One key difficulty OEMs and Tier 1s face every day, which contributes to increased development time and cost challenges, is the adaptability of complex ADAS and AD systems. The current architectures are incredibly costly to adapt to each vehicle or customer. There is a growing recognition that modular, adaptable, and extensible platform architectures are needed to develop a viable business in this field. The growing complexity also requires greater integration of technologies from multiple suppliers. Collaboration in an ecosystem business model significantly contributes to solving all these challenges, thus enabling our customers to avoid them.
For instance, at LeddarTech, we have developed the Leddar™ Ecosystem – a select group of world-class strategic partners and collaborators that support the customer development of automotive sensing solutions for ADAS and AD applications. A prime example of how collaboration can lead to successful business outcomes in the autonomous driving field is LeddarTech’s LiDAR Developer Partner Program. Take a 3D LiDAR scan architecture based on key components, services, and assumptions, represented by leading technology companies collaborating to develop LiDAR components, boards, sub-modules, design files, as well as development and manufacturing services. Tested and proven technologies enable a final design that reduces risks and avoids potentially years of research and development trial and error investment. Such a collaboration consequently reduces the development effort, costs, and risks, and accelerates automotive Tier 1’s time-to-market in developing their own LiDAR solutions to address their customers’ needs for ADAS and AD applications.
Last but not least, what are, in your opinion, the main benefits of joining and actively contributing to The Autonomous initiative?
The Autonomous initiative fits perfectly into what we previously discussed, offering an expansive ecosystem to write the next chapter in autonomous mobility safety. Bringing together key players from the industry to show serious efforts to increase safety, reduce development costs, and align with law regulatory standardization bodies, can only be achieved with greater industry and market acceptability. The main benefit of joining and actively contributing to The Autonomous initiative relates to the fact that The Autonomous is well-positioned to play the conductor in such an ecosystem, leading to a global reference solution on various levels (architecture, regulation, security, AI, etc.), defining state-of-the-art safety in automated driving.
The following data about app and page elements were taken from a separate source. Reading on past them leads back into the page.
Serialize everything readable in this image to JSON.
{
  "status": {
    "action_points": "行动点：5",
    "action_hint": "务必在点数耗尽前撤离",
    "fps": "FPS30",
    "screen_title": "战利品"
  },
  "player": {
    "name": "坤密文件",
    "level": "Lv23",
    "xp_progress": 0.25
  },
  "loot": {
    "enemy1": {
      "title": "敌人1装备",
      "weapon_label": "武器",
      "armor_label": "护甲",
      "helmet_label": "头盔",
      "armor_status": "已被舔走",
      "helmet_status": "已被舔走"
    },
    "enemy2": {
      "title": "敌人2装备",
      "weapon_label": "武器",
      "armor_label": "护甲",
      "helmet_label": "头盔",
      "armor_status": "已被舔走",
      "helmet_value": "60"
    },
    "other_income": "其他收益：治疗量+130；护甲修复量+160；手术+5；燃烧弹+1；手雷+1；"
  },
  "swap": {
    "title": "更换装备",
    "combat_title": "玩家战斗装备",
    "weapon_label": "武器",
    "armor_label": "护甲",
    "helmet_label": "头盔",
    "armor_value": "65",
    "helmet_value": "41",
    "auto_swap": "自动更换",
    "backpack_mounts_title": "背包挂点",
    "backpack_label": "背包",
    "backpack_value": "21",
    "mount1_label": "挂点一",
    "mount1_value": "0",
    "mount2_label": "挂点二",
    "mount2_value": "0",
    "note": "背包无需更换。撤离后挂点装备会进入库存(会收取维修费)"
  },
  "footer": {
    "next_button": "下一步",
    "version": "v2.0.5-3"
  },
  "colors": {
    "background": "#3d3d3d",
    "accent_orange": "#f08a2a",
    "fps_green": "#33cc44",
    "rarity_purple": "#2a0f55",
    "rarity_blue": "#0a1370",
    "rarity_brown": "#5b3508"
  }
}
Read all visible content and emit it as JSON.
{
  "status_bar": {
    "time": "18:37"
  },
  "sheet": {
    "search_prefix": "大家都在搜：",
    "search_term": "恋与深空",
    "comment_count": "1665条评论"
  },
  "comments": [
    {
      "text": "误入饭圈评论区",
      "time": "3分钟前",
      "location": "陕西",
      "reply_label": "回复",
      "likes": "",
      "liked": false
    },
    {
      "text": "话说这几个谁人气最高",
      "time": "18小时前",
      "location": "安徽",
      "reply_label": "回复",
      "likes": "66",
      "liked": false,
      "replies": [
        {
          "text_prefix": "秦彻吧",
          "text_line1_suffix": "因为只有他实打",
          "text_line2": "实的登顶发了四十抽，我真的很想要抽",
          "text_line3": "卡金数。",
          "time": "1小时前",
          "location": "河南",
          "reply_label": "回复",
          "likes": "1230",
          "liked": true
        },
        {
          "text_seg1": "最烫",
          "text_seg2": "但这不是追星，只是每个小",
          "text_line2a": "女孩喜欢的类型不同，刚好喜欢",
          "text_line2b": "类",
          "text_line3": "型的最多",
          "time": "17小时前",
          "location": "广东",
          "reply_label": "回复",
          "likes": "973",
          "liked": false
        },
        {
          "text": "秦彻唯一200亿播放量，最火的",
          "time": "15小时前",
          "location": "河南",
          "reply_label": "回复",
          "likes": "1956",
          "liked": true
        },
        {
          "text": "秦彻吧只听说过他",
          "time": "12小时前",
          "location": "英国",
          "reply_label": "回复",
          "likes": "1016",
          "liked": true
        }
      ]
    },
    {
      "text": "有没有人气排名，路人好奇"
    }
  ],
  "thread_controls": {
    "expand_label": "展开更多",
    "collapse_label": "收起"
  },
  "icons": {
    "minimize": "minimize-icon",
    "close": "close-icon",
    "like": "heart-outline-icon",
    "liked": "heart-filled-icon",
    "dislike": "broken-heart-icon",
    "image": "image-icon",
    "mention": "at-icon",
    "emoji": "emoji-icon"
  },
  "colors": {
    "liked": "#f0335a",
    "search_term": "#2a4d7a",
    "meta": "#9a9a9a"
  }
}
These challenges cannot be mastered by a single OEM or tech company.